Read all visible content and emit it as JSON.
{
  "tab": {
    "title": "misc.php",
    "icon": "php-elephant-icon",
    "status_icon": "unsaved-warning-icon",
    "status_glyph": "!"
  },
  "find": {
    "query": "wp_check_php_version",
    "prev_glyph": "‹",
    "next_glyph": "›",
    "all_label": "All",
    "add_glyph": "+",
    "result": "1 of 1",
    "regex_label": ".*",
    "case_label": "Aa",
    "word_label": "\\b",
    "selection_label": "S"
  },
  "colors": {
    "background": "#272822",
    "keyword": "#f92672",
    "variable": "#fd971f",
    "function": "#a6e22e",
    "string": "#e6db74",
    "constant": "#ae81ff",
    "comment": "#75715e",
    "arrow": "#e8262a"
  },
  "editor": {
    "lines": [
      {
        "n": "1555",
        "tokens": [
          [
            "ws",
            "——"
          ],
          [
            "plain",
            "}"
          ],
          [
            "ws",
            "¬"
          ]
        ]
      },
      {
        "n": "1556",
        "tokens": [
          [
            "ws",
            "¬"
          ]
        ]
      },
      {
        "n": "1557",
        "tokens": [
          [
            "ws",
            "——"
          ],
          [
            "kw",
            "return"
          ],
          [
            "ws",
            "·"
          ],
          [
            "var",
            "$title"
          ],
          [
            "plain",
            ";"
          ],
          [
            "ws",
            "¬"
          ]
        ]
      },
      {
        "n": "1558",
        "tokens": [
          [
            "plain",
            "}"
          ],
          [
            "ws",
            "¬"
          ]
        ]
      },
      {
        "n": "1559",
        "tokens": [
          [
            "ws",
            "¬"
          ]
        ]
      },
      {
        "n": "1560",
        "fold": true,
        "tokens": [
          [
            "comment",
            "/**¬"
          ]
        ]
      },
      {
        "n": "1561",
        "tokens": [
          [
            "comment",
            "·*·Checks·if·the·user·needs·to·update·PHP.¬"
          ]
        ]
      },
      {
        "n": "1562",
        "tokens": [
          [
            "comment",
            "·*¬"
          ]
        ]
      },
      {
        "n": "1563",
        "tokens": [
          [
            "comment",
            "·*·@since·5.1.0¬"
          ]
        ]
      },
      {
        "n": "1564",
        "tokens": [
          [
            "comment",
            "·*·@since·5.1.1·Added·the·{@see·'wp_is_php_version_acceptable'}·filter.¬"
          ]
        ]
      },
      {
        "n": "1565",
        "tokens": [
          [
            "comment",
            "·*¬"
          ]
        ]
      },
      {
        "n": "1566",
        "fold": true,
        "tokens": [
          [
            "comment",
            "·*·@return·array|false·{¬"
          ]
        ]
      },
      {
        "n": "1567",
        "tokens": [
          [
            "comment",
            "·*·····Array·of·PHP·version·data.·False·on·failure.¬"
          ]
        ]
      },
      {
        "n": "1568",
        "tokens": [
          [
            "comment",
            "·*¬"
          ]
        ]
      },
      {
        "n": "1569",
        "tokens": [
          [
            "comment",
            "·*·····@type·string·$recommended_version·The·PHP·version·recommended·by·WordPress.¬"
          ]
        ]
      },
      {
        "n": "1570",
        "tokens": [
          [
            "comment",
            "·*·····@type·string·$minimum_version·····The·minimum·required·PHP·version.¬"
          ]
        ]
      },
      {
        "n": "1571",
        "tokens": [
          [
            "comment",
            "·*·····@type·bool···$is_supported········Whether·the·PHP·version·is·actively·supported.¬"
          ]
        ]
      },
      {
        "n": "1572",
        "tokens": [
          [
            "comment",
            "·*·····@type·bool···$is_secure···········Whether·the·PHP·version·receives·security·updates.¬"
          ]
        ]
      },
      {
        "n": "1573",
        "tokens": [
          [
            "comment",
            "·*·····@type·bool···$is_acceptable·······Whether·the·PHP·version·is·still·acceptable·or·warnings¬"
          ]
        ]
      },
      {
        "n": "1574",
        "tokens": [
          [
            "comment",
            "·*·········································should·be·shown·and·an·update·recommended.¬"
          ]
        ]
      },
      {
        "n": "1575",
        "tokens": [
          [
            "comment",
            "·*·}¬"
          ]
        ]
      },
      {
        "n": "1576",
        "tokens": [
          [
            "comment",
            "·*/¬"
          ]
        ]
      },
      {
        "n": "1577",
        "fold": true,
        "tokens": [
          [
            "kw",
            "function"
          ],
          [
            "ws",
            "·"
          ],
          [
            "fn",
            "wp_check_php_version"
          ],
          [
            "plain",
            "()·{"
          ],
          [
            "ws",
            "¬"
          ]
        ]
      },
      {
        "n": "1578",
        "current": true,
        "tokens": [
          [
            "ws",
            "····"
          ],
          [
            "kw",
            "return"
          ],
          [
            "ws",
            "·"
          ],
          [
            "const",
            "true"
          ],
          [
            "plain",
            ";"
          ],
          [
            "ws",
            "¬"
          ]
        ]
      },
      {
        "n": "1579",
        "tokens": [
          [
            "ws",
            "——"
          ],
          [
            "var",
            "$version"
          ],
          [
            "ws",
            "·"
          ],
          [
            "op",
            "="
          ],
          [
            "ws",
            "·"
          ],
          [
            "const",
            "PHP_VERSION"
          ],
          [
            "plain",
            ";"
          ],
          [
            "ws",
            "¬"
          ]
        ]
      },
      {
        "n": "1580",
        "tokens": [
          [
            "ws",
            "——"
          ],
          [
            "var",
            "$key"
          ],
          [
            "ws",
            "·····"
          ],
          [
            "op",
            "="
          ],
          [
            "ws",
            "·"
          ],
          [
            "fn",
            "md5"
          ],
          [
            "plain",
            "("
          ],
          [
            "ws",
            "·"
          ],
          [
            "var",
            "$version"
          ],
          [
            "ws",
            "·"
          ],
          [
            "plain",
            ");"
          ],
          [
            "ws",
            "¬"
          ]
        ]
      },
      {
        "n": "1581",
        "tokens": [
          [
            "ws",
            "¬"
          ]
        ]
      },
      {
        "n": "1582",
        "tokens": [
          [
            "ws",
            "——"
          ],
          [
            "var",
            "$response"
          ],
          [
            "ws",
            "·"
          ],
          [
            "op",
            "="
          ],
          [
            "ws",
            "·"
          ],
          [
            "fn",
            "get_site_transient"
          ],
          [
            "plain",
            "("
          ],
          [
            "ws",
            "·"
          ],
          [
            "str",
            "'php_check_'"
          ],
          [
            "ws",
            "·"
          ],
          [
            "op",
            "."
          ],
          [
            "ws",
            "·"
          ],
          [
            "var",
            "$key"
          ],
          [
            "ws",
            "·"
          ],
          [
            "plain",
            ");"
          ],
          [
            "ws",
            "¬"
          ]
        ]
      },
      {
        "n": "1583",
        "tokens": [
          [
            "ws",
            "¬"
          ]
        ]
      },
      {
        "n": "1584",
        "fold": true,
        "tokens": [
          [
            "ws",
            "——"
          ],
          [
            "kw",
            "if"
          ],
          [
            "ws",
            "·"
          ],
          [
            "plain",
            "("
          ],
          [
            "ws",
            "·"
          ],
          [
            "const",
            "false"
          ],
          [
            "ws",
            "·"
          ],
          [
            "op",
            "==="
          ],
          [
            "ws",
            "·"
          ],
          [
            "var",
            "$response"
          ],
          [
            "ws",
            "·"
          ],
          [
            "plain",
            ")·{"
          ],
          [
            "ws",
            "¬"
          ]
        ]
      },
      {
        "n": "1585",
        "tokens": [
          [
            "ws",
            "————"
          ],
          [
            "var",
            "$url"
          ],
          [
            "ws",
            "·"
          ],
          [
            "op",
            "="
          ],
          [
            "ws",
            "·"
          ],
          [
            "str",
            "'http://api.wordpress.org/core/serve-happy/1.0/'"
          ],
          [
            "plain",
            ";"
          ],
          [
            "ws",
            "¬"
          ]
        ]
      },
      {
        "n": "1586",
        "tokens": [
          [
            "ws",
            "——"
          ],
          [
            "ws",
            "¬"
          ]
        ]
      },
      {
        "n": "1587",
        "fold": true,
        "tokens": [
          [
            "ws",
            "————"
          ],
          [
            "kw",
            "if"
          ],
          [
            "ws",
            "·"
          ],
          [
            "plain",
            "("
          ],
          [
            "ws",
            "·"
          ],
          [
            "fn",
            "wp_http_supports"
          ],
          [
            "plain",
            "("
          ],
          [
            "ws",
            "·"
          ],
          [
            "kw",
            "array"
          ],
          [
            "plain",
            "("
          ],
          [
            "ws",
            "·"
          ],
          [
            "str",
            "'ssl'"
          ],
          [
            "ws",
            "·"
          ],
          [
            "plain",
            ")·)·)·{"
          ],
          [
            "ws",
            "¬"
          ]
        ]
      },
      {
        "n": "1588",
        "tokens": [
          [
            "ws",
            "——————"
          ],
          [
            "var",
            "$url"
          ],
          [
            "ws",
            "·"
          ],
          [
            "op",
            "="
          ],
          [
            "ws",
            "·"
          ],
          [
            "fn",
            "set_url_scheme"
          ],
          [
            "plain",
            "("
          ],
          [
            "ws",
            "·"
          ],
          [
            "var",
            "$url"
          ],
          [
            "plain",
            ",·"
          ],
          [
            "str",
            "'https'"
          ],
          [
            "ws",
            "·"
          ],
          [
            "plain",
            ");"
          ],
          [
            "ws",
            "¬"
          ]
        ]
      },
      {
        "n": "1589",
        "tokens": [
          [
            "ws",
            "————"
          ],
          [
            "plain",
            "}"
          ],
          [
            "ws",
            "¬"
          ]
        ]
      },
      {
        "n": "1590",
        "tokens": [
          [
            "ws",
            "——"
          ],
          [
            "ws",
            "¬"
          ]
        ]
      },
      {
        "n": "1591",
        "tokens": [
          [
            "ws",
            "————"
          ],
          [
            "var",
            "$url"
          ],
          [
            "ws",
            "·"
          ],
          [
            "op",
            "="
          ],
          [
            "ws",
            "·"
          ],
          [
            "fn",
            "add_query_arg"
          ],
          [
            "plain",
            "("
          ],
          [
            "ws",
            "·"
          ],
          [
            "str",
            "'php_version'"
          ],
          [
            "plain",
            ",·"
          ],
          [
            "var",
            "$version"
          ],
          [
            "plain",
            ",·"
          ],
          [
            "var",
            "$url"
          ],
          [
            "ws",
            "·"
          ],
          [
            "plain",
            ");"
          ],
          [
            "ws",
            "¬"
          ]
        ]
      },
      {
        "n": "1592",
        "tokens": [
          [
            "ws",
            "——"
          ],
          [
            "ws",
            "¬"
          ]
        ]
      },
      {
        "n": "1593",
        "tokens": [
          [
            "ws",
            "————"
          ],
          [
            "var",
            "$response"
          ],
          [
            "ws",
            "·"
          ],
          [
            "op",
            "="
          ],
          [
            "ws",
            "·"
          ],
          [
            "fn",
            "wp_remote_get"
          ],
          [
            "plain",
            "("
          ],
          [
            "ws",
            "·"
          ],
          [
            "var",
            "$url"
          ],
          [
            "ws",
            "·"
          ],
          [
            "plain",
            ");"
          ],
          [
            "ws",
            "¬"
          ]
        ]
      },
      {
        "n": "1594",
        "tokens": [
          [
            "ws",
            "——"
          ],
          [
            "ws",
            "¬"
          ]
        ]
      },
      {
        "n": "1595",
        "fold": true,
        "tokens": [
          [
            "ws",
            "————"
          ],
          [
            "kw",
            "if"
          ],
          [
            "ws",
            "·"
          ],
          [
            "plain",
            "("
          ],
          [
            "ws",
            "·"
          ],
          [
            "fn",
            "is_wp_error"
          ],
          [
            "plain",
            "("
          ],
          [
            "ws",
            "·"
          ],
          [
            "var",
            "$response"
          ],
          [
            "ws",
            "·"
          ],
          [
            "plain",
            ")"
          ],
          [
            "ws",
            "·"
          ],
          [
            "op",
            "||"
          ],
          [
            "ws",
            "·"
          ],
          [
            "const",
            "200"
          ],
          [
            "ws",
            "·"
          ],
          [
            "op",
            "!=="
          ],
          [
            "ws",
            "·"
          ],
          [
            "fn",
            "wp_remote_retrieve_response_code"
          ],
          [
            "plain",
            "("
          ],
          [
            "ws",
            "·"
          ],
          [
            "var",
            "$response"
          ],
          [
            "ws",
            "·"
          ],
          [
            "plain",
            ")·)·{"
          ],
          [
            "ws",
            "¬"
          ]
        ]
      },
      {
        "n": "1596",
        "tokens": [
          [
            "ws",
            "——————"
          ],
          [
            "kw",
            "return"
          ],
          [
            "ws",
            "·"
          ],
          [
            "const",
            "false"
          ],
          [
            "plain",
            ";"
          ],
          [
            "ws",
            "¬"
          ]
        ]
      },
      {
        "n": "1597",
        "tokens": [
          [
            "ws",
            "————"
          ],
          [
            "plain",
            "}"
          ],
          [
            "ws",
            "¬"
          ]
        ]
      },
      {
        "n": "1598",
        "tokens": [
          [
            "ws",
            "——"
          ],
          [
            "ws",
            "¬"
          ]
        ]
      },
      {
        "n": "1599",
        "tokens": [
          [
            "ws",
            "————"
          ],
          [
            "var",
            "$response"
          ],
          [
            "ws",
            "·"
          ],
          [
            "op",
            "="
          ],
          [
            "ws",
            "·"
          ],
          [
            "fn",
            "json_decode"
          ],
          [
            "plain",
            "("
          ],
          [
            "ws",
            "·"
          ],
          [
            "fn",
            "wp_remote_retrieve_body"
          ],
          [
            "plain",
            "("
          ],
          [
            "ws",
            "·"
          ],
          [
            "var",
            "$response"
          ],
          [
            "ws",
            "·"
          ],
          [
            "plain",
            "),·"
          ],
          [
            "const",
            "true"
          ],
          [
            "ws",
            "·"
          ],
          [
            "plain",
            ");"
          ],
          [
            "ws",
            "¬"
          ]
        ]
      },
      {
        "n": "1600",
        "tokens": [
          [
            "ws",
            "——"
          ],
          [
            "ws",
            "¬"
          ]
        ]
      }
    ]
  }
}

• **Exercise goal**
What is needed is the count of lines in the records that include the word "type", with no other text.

• **Answer box**
5